Problem details: Return every line of the data that contains the string "photo".

··· The data

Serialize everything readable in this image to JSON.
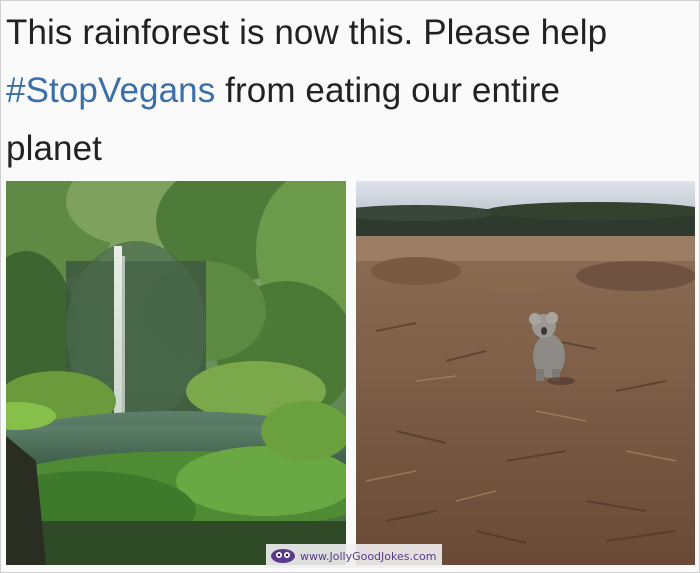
{
  "caption": {
    "line1": "This rainforest is now this. Please help",
    "hashtag": "#StopVegans",
    "line2_rest": " from eating our entire",
    "line3": "planet"
  },
  "images": {
    "left_icon": "rainforest-waterfall-photo",
    "right_icon": "deforested-land-koala-photo"
  },
  "watermark": {
    "text": "www.JollyGoodJokes.com",
    "icon": "jollygoodjokes-logo-icon"
  },
  "colors": {
    "hashtag": "#3a6fa8",
    "text": "#222222",
    "watermark": "#5b3a8c"
  }
}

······

Your response:
    "left_icon": "rainforest-waterfall-photo",
    "right_icon": "deforested-land-koala-photo"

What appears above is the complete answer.